Despite a collection of a dozen or more caps, Radio Man has become his most cherished possession, and he hardly ever dresses without it.
Not to be outdone, I felt compelled to deliver a gift for Dad’s 95th birthday celebration that would be equally as memorable. But given his present circumstances, what do I give a man who has everything (except his memories) and requires nothing (but his memory)? I gave it a lot of thought and happened upon an idea that required stealth and deception.
Our family gathered in the Memory Center’s private dining room this past Friday to honor Dad with a party cake (for us) and ice cream (for him). To make it a little more special, I presented Dad with a smuggled bottle of Chivas Regal–his go-to booze for most of his adult life, until he was no longer allowed.
Because of MorseLife’s stringent no-alcohol policy, Dad hadn’t tasted hard liquor in over four years, so naturally, I wondered how he’d react. Would he think the heat too harsh? Or would he flatly reject it like he did when he was once offered liquified macaroni and cheese for lunch?
Since there were no objections from my siblings, as they were equally as curious, I poured Dad a finger of Chivas, and we toasted him.
The results were priceless.
I poured him another…and soon after, another. Each time, his reaction was identical.
He had to know that this was a special day!
The floor nurse stopped by to check on our birthday boy.

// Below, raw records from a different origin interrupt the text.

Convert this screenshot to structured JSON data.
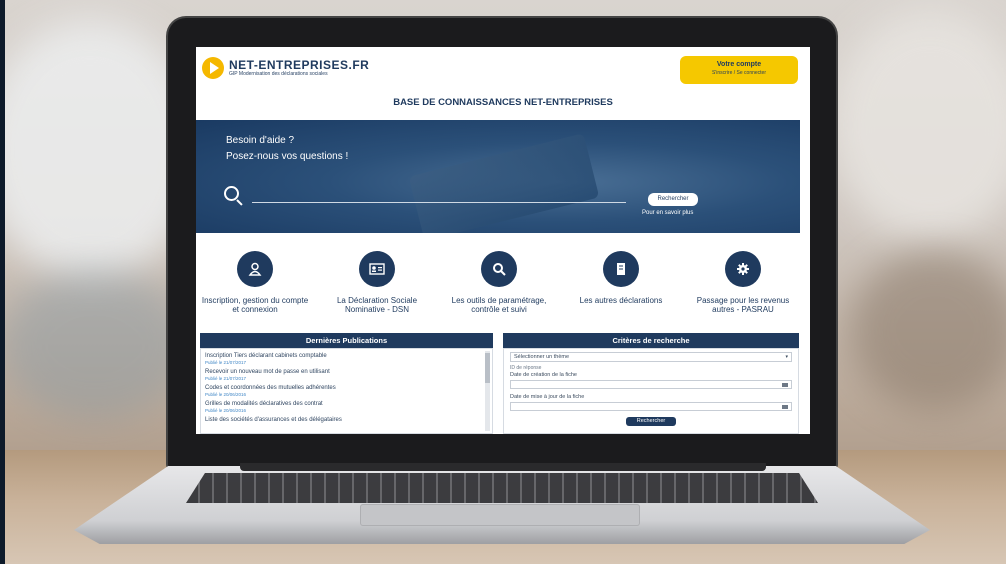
{
  "header": {
    "logo_name": "NET-ENTREPRISES.FR",
    "logo_subtitle": "GIP Modernisation des déclarations sociales",
    "account_title": "Votre compte",
    "account_sub": "S'inscrire / Se connecter",
    "page_title": "BASE DE CONNAISSANCES NET-ENTREPRISES"
  },
  "hero": {
    "line1": "Besoin d'aide ?",
    "line2": "Posez-nous vos questions !",
    "search_button": "Rechercher",
    "more_link": "Pour en savoir plus"
  },
  "categories": [
    {
      "label": "Inscription, gestion du compte et connexion",
      "icon": "user-icon"
    },
    {
      "label": "La Déclaration Sociale Nominative - DSN",
      "icon": "id-card-icon"
    },
    {
      "label": "Les outils de paramétrage, contrôle et suivi",
      "icon": "search-icon"
    },
    {
      "label": "Les autres déclarations",
      "icon": "document-icon"
    },
    {
      "label": "Passage pour les revenus autres - PASRAU",
      "icon": "gear-icon"
    }
  ],
  "publications": {
    "title": "Dernières Publications",
    "items": [
      {
        "title": "Inscription Tiers déclarant cabinets comptable",
        "date": "Publié le 21/07/2017"
      },
      {
        "title": "Recevoir un nouveau mot de passe en utilisant",
        "date": "Publié le 21/07/2017"
      },
      {
        "title": "Codes et coordonnées des mutuelles adhérentes",
        "date": "Publié le 20/06/2016"
      },
      {
        "title": "Grilles de modalités déclaratives des contrat",
        "date": "Publié le 20/06/2016"
      },
      {
        "title": "Liste des sociétés d'assurances et des délégataires",
        "date": ""
      }
    ]
  },
  "criteria": {
    "title": "Critères de recherche",
    "theme_select": "Sélectionner un thème",
    "id_label": "ID de réponse",
    "created_label": "Date de création de la fiche",
    "updated_label": "Date de mise à jour de la fiche",
    "search_button": "Rechercher"
  },
  "colors": {
    "brand_navy": "#1f3a5e",
    "brand_yellow": "#f5c800"
  }
}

She immediately spotted the open bottle of Chivas on the table and straightened her back with her hands on her hips.
“I hope that Carl isn’t drinking that!” she admonished.
“Absolutely not,” I answered, quickly. “Ask him yourself!”
After she left, I poured him another.
“It’s the last one,” I promised over Leah’s loose objection.
Same result. “Oooh!” “Ahhh!”
We moved our celebration to the common room, where Raoul was already entertaining the residents with his Latin-flavored karaoke. Once Dad was situated, the party started in earnest.
Raoul offered a rousing rendition of “Happy Birthday,” and we were there to witness Dad’s glory.
To hear Dad sing was an unexpected gift to us all.